▼▼▼
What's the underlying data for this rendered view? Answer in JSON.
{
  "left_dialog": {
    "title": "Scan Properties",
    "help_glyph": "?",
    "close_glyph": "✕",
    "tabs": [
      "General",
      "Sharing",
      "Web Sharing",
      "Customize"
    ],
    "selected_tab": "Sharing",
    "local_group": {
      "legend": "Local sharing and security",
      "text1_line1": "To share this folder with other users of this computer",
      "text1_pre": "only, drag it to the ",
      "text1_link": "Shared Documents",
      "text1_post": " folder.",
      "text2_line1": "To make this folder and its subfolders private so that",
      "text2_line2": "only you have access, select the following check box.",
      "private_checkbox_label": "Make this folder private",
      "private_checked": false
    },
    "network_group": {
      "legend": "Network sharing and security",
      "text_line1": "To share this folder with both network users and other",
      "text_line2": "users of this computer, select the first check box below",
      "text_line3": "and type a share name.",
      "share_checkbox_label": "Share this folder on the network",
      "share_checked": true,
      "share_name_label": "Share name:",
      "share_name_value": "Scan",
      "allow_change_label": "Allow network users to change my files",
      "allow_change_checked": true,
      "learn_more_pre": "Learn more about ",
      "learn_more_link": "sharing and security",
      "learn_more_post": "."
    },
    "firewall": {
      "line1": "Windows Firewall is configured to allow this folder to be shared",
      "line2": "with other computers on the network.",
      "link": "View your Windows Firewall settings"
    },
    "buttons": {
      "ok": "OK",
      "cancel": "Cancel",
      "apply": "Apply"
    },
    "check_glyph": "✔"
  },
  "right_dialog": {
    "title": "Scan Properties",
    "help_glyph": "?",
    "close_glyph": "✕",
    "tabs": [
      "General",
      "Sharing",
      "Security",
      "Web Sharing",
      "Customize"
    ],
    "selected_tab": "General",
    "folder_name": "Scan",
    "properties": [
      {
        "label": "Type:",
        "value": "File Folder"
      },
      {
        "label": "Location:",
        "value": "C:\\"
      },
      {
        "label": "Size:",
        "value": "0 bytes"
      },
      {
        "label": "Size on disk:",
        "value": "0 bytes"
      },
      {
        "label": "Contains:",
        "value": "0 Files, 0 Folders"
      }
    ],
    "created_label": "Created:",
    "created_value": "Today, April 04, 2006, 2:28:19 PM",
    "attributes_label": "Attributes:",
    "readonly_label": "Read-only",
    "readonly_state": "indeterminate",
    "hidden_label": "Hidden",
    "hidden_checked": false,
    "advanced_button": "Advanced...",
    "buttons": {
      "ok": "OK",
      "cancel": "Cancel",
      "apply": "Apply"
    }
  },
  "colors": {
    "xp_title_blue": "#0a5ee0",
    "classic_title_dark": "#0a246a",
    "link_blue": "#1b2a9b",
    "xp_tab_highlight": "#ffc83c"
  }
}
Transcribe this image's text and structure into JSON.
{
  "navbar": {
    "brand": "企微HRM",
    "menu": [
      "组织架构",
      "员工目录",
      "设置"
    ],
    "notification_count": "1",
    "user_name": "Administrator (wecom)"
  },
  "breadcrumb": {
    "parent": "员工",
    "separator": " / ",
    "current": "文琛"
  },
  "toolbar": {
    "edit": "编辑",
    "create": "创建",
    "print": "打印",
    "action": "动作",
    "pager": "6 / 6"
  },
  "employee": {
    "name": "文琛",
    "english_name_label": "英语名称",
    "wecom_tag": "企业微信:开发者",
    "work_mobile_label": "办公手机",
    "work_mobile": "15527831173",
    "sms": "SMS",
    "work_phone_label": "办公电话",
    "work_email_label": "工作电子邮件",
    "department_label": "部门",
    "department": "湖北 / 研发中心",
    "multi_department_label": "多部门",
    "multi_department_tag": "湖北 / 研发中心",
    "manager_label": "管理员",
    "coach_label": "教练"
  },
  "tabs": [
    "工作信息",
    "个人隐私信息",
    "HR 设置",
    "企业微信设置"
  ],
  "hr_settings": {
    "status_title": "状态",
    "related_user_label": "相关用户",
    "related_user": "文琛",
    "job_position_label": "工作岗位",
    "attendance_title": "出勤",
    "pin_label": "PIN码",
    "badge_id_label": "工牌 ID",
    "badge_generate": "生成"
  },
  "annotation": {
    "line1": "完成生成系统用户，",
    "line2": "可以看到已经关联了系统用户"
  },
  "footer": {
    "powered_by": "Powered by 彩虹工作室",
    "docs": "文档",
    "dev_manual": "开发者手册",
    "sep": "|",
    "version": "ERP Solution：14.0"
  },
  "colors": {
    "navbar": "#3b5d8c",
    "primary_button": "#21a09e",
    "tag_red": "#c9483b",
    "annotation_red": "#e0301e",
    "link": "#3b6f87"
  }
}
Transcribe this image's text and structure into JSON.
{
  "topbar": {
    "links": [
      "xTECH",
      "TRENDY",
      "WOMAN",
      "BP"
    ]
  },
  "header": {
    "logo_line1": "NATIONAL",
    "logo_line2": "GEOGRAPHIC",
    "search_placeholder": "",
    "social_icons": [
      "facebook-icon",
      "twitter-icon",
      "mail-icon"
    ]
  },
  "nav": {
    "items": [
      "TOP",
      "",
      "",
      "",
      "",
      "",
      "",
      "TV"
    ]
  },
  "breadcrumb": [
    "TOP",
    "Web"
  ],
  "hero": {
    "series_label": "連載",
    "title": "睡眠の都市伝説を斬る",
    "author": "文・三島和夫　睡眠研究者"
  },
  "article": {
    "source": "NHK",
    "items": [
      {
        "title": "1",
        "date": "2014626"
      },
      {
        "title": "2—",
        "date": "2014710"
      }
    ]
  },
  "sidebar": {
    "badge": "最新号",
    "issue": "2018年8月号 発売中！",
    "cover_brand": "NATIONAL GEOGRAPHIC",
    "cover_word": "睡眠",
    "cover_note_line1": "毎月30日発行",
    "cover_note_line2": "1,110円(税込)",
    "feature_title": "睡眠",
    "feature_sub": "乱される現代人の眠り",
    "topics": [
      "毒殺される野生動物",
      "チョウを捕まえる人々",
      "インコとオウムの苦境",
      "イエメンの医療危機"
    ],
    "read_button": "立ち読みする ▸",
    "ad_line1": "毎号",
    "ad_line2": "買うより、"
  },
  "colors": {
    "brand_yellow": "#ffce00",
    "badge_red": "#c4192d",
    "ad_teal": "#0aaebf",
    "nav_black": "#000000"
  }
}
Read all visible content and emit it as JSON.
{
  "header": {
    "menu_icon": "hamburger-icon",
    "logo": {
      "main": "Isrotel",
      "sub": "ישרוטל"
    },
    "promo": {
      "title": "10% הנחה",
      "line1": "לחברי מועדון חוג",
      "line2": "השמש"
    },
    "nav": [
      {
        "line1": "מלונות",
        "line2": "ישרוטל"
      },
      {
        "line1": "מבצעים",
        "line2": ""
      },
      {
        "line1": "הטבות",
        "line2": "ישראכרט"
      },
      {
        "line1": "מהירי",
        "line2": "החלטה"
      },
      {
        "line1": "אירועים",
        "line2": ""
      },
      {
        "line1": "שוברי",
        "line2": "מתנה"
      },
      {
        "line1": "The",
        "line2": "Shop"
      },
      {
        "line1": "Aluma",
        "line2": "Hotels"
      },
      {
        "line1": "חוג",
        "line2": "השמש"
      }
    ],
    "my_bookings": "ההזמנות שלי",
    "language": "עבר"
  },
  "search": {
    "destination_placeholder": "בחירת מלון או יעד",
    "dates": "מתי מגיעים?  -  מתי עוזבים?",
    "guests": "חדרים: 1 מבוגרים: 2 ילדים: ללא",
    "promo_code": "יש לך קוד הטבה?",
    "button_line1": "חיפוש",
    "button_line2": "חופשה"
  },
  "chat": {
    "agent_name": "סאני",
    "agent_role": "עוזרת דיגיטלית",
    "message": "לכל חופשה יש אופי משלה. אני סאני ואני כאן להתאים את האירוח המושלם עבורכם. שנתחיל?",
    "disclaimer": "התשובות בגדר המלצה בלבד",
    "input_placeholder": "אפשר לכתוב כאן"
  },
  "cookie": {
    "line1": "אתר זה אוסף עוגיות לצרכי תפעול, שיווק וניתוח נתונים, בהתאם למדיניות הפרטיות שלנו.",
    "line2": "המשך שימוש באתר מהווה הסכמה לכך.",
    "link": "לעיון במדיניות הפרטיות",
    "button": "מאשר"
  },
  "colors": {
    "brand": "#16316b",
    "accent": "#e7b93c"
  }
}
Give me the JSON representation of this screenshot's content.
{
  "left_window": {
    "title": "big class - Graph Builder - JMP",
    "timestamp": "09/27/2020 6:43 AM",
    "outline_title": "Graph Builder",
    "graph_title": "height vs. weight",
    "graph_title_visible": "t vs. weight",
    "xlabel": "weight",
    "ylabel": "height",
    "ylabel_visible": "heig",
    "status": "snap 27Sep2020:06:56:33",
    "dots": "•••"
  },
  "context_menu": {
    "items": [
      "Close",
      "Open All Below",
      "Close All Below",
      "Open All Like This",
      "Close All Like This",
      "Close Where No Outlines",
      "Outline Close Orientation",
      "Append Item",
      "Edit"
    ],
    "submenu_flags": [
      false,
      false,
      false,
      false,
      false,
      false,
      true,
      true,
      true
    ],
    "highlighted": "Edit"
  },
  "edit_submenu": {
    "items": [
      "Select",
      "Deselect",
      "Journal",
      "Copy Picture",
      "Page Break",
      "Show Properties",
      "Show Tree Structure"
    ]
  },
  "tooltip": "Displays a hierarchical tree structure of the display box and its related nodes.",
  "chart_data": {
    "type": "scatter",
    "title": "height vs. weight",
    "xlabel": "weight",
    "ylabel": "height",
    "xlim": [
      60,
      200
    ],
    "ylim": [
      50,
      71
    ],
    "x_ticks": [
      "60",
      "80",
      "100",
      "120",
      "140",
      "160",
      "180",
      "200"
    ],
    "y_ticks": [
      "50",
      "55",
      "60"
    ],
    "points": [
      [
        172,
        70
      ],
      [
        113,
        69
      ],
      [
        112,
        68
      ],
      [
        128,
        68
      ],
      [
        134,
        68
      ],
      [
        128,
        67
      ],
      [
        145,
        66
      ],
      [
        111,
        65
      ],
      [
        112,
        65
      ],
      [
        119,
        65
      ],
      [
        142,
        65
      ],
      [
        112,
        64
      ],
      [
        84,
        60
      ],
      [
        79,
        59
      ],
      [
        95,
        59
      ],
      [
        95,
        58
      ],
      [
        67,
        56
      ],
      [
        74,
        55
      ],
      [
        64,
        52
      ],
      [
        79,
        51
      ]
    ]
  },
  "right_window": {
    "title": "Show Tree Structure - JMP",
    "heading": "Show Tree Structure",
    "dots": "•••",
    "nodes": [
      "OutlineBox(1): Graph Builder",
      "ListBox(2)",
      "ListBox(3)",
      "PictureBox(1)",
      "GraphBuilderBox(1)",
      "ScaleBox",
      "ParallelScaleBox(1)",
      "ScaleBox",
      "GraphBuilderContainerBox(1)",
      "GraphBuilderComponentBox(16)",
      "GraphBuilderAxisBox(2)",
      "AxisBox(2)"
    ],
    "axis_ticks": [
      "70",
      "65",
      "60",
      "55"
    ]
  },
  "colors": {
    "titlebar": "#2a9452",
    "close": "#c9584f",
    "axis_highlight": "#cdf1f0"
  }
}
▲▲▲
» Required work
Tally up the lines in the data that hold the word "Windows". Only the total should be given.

» Task solution
2